By Paula Dear
BBC News website
There is an element of the Christian faith in the UK that is trying to buck the long-term trend of decline in the number of followers.
Nicky Gumbel, with wife Pippa, saw Alpha as a medium for evangelism
Most congregations in the country have seen a steady drop over recent decades.
But one course that teaches the basics of Christianity - selling itself as a chance to "explore the meaning of life" - has enjoyed a resurgence.
The course originated in an Anglican church in London's Knightsbridge more than 20 years ago.
There are now some 30,000 Alpha courses running around the world, say organisers. Sessions are held in prisons, workplaces, schools, colleges and military establishments.
Around 7,000 UK churches are signed up, many running several courses a year.
The number of converts does not match the tide of Christians leaving the church, says Alpha communications director Mark Elsdon-Dew.
But Alpha predominantly attracts young people - aged 27 on average - a good sign for the future, he suggests.
A 'supper' held at Holy Trinity Brompton (HTB) church - the home of Alpha - marks the end of the latest 10-week course.
I am welcomed with beaming smiles and enthusiastic handshakes, and sat at a table of 10 tucking into salmon, couscous and wine.
Abigail said her Christian family were delighted she found her faith
Alpha has been praised by church leaders and boasts celebrity endorsements.
But it has also attracted criticism as a "Coca Cola" version of Christianity, over the way it is marketed.
Some say Alpha is more a rich social club than a Christian coming-together.
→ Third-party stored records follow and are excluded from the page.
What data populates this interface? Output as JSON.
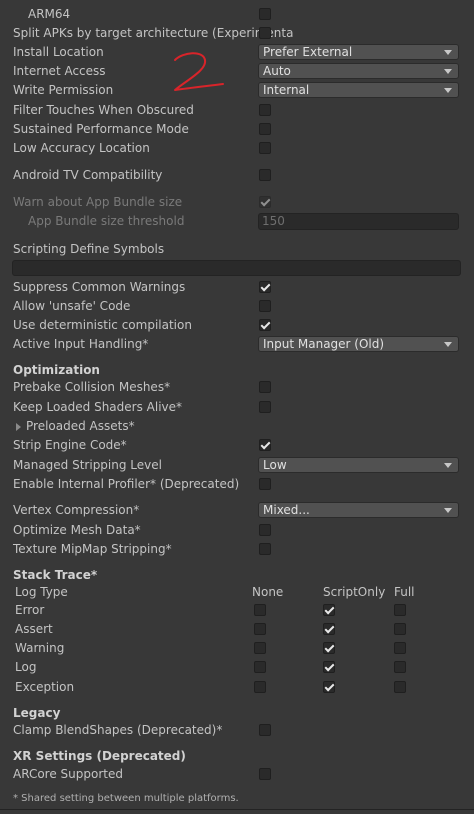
{
  "rows": {
    "arm64": "ARM64",
    "split_apks": "Split APKs by target architecture (Experimenta",
    "install_location": {
      "label": "Install Location",
      "value": "Prefer External"
    },
    "internet_access": {
      "label": "Internet Access",
      "value": "Auto"
    },
    "write_permission": {
      "label": "Write Permission",
      "value": "Internal"
    },
    "filter_touches": "Filter Touches When Obscured",
    "sustained_performance": "Sustained Performance Mode",
    "low_accuracy_location": "Low Accuracy Location",
    "android_tv": "Android TV Compatibility",
    "warn_app_bundle": "Warn about App Bundle size",
    "app_bundle_threshold": {
      "label": "App Bundle size threshold",
      "value": "150"
    },
    "scripting_define_symbols": "Scripting Define Symbols",
    "suppress_warnings": "Suppress Common Warnings",
    "allow_unsafe": "Allow 'unsafe' Code",
    "deterministic": "Use deterministic compilation",
    "active_input": {
      "label": "Active Input Handling*",
      "value": "Input Manager (Old)"
    },
    "optimization_header": "Optimization",
    "prebake_collision": "Prebake Collision Meshes*",
    "keep_shaders": "Keep Loaded Shaders Alive*",
    "preloaded_assets": "Preloaded Assets*",
    "strip_engine": "Strip Engine Code*",
    "managed_stripping": {
      "label": "Managed Stripping Level",
      "value": "Low"
    },
    "internal_profiler": "Enable Internal Profiler* (Deprecated)",
    "vertex_compression": {
      "label": "Vertex Compression*",
      "value": "Mixed..."
    },
    "optimize_mesh": "Optimize Mesh Data*",
    "texture_mipmap": "Texture MipMap Stripping*",
    "stack_trace_header": "Stack Trace*",
    "legacy_header": "Legacy",
    "clamp_blendshapes": "Clamp BlendShapes (Deprecated)*",
    "xr_header": "XR Settings (Deprecated)",
    "arcore": "ARCore Supported"
  },
  "stack_trace": {
    "col_log_type": "Log Type",
    "col_none": "None",
    "col_scriptonly": "ScriptOnly",
    "col_full": "Full",
    "rows": [
      {
        "label": "Error",
        "none": false,
        "scriptonly": true,
        "full": false
      },
      {
        "label": "Assert",
        "none": false,
        "scriptonly": true,
        "full": false
      },
      {
        "label": "Warning",
        "none": false,
        "scriptonly": true,
        "full": false
      },
      {
        "label": "Log",
        "none": false,
        "scriptonly": true,
        "full": false
      },
      {
        "label": "Exception",
        "none": false,
        "scriptonly": true,
        "full": false
      }
    ]
  },
  "footer": "* Shared setting between multiple platforms.",
  "annotation_color": "#d9242a",
  "checkbox_checked_color": "#e8e8e8"
}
Others are uncomfortable with what they call its prescriptive teaching and attitudes towards homosexuality and other faiths.
'What made you come here?' I ask 'graduate' Abigail, 30, who tells me she was the "rebel" in a Christian family until recently.
It's a complex tale, involving a break-up with a boyfriend and the disappearance of a benign cyst in her eye following a prayer to God.
Soon after she moved in with her sister, who is married to a curate at HTB, got a job there and became involved.
"Everything has fallen into place. Before I said I was happy, doing my own thing. I thought Christianity was fine for my family but not me.
"But after I said the prayer in the second week of the course that was it."
Another woman says she was already a Christian but felt there was something missing.
She breaks down while describing the Holy Spirit weekend - a part of the course which involves, in the words of one course-goer "experiencing the love of God directly".
"I feel like a whole person for the first time. And all because I found God."
Not all are convinced. One man said: "It was interesting but I don't feel I have been successful in building a relationship with God."
There's a collective groan as he admits he did not attend the away weekend, which many see as a crucial.
But he is applauded when he adds: "I'll do it in November and we'll see what happens."
Nicky Gumbel, Alpha's creator in its present form, spreads the message in person or via videos around the world. The Alpha male, so to speak.
He says Alpha is growing because there's a "spiritual hunger in every heart".
"It's hard to find a place in the modern world where you can discuss it in an unthreatening environment, where there are people just like you. People tell friends and it grows.
Clubs and drugs
"You see how it changes people's lives. We want the divorce rate down, crime down, the prison population reduced. Politicians can only change certain things. They can't change people's hearts."
Talking of crime, ex-Metropolitan Police officer Simon Pinchbeck, 47, is less typical of the wealthy set HTB has a reputation for attracting.
At 40, he says, his life spiralled out of control. He started clubbing, taking drugs and left his family.
"I got pensioned off from the police. I was bitter. I got into the wrong crowd and turned to making a living out of crime.
"Then God sent me a lifeline. There was a guy in the gym, a violent drugs baron, who had turned his life around through faith. He looked so peaceful. I said I've got to have some of what he's got.
"Coming here was like nothing I've ever experienced. The feeling when the spirit of God entered my life was unbelievable."
Alpha staff are the first to admit its style is not for everyone - a view Jill Ross, 47, a teacher from Hertfordshire, agrees with.
She happily admits she is an agnostic who began going to church while trying to fulfil the criteria to get her daughter into the local primary school.
She was eventually persuaded by friends to try Alpha, but said she felt it did not answer her questions about Christianity.
"It was like to talking to a politician of the opposite persuasion. They were all very nice people, but I came out feeling exactly as I did when I went in," said Jill, who asked that her name be changed.
Among her problems with Alpha was her feeling that other faiths were not given equal status.
"I felt it was biased against other religions, whereas I believe all roads lead to one God," she said.
There was also an element of "therapy" about the style of the course, she said.
"It plays huge mind games with people. You have to be a strong personality to resist, but I did. They were working on me all the time. They said they would pray for me.
"I think they tend to prey on who is vulnerable. The whole thing for people is about being accepted and feeling like they belong.
"It's friendship I want, not spirituality."